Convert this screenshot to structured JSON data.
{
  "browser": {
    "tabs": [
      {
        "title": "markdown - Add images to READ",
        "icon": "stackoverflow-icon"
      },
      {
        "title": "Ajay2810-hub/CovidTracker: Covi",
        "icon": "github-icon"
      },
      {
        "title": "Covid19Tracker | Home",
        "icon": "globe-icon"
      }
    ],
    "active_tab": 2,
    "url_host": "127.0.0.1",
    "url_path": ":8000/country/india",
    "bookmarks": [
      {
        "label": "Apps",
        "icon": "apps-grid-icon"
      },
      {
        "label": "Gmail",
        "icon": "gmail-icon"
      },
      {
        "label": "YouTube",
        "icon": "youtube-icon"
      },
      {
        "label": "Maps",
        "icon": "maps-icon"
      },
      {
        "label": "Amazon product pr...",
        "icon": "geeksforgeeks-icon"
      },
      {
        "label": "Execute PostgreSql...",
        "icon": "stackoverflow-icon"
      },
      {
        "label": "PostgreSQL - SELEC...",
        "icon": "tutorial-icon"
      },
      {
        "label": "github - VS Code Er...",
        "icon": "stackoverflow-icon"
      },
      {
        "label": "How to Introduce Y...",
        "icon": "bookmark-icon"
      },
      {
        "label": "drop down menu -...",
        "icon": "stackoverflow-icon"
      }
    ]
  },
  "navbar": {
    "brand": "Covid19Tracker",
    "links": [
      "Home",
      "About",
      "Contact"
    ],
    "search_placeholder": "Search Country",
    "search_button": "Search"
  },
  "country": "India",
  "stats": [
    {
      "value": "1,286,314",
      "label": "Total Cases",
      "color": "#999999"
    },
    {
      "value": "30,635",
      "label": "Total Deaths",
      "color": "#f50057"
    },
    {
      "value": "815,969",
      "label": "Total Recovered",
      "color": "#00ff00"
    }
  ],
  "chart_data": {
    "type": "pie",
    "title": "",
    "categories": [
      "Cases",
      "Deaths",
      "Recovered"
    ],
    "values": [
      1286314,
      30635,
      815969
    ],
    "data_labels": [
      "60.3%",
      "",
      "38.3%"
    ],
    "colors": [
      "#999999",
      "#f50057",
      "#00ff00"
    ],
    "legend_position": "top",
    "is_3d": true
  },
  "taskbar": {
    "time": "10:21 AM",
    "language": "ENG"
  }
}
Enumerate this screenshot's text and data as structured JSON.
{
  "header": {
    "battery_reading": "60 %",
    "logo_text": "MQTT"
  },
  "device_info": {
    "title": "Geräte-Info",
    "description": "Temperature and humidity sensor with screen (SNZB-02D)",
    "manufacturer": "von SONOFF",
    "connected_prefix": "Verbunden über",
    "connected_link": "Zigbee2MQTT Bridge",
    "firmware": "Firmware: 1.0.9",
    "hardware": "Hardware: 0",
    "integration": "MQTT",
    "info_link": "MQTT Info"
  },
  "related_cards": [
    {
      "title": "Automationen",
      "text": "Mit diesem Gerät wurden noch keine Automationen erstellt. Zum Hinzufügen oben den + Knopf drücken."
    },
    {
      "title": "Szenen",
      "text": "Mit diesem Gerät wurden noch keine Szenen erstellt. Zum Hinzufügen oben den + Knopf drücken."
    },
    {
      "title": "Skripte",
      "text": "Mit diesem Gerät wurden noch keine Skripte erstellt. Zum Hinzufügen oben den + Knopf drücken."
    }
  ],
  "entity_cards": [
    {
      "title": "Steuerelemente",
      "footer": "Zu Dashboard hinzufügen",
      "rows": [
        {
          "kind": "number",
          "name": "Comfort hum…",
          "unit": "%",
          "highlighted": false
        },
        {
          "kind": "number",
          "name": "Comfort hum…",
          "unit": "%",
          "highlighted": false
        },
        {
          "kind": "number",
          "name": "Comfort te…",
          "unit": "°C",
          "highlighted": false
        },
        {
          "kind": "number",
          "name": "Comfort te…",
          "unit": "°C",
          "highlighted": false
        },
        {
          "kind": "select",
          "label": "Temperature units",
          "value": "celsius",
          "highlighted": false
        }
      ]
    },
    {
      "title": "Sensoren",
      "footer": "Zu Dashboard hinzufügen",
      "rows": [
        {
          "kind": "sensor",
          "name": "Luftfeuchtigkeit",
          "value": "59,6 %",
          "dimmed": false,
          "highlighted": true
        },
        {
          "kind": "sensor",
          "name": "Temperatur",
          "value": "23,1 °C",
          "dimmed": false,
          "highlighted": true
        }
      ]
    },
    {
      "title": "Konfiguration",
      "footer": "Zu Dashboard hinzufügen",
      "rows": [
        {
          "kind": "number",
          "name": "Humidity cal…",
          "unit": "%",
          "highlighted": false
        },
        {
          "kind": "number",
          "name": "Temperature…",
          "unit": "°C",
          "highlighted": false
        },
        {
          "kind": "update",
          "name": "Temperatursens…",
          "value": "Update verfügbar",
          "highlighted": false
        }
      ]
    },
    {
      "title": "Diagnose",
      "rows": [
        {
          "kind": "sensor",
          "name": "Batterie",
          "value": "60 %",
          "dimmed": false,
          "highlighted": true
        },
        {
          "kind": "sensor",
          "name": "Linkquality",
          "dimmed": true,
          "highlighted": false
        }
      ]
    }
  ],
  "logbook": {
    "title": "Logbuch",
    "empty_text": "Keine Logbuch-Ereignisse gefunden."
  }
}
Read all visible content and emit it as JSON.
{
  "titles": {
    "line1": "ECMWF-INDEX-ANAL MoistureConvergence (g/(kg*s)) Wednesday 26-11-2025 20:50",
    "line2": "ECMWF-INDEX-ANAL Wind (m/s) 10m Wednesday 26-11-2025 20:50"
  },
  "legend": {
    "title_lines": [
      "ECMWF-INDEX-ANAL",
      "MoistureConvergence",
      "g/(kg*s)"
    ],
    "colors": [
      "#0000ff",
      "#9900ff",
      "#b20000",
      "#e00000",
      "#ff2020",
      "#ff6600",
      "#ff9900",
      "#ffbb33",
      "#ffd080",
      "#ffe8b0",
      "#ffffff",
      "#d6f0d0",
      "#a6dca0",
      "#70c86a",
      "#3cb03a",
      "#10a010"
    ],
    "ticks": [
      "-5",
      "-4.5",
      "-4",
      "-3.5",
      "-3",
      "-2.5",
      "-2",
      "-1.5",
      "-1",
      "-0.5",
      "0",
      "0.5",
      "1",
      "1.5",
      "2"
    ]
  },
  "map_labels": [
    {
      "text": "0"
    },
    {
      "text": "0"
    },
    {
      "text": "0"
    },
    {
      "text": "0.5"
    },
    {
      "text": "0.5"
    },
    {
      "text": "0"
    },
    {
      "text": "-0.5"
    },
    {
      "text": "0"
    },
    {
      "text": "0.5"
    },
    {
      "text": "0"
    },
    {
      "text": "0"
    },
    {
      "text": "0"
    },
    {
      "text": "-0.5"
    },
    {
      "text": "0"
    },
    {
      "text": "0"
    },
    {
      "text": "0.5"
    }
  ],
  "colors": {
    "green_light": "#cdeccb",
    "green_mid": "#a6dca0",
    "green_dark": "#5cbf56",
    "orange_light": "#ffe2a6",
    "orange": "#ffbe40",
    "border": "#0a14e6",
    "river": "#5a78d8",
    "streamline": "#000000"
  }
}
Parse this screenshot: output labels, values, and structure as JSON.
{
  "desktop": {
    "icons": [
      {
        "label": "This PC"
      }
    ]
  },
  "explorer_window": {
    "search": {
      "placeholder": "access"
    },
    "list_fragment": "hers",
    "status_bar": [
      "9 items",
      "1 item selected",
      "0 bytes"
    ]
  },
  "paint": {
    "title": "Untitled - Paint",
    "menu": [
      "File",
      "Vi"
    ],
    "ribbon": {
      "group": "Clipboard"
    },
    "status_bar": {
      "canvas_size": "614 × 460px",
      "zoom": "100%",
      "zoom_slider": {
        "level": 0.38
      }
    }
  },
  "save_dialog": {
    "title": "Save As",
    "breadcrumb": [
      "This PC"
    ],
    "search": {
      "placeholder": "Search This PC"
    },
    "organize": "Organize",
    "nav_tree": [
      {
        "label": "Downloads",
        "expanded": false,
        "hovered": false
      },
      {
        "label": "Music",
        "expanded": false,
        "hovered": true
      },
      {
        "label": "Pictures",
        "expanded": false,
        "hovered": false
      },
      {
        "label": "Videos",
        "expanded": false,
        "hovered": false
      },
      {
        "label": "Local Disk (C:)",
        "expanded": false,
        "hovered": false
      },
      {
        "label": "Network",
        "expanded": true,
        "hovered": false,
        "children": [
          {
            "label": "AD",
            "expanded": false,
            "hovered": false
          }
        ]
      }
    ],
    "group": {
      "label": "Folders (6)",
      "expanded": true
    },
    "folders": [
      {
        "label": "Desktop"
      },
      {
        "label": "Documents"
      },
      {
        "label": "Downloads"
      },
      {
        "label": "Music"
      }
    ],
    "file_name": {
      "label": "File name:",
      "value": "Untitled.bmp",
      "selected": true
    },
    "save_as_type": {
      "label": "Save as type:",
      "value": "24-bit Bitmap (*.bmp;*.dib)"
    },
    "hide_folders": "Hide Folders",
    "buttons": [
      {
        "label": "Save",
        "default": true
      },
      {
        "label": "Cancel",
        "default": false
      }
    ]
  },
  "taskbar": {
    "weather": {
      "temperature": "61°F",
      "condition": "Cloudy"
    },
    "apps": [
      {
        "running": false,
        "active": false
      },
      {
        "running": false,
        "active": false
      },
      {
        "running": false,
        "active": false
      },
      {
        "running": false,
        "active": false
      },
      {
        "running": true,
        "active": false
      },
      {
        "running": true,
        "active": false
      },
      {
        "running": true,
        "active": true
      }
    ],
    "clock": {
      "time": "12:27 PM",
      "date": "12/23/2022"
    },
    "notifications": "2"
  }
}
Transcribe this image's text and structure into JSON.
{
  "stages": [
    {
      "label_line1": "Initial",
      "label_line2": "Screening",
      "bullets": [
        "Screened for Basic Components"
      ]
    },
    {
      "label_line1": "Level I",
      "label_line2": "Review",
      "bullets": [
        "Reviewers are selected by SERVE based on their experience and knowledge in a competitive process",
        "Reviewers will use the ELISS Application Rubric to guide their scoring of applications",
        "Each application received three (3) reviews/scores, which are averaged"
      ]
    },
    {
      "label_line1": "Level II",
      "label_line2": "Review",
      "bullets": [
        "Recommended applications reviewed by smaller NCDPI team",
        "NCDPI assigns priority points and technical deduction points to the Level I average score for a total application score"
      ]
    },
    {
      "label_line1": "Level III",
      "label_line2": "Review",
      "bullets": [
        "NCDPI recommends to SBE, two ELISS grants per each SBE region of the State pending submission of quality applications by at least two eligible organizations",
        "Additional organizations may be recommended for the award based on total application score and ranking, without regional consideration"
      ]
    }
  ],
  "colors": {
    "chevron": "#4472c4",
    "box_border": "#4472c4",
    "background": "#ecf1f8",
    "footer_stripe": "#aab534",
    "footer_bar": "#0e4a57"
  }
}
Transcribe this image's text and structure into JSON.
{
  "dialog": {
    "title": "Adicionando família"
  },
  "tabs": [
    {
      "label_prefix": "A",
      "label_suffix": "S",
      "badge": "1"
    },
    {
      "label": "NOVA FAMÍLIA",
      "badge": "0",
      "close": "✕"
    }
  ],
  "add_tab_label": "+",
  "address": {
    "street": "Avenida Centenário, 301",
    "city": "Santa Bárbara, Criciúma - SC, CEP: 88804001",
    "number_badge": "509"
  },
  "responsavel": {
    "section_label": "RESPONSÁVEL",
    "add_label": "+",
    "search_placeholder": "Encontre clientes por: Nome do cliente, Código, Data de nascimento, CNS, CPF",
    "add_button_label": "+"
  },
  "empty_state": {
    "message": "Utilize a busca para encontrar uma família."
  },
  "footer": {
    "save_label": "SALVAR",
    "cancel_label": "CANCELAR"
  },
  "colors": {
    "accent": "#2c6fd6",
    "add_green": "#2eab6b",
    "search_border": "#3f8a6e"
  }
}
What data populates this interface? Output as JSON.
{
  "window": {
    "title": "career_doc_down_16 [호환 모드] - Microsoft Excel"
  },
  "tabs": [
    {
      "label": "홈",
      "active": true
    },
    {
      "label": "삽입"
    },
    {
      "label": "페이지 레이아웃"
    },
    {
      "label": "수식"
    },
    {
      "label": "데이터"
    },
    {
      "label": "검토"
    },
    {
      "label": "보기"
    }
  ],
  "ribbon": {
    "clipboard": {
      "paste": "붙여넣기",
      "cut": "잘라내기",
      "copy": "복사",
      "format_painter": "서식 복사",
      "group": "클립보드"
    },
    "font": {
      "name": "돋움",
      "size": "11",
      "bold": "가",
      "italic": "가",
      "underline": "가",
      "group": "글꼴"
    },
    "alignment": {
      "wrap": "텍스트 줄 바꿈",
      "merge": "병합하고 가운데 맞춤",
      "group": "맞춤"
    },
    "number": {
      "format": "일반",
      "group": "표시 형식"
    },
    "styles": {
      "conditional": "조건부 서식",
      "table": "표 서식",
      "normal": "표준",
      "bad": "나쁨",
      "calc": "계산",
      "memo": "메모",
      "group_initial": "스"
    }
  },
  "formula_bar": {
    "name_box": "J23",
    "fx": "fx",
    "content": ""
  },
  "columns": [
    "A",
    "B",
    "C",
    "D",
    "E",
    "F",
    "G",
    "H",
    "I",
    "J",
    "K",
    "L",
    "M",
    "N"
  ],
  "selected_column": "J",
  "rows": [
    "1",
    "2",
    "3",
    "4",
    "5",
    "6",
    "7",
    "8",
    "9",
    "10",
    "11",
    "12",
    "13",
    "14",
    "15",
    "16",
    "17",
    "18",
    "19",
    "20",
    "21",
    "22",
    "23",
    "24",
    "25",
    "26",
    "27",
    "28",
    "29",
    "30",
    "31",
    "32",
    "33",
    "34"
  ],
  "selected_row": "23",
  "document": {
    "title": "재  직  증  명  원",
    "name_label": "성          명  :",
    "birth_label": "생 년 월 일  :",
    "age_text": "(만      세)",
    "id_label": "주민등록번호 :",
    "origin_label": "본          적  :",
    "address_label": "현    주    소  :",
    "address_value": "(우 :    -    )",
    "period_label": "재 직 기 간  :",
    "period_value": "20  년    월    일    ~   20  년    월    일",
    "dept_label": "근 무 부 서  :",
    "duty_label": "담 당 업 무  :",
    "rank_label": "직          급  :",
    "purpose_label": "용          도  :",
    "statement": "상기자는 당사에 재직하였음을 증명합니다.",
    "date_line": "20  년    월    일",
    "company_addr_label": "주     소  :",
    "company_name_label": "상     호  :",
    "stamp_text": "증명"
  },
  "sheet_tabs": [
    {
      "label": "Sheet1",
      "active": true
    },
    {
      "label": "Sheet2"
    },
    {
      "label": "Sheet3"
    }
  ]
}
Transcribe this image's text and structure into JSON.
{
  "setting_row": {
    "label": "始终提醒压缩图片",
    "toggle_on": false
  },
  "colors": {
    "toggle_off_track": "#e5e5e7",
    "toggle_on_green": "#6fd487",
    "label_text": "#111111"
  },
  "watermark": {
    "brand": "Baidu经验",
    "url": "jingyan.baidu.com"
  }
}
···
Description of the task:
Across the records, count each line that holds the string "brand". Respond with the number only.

Exercise solution:
2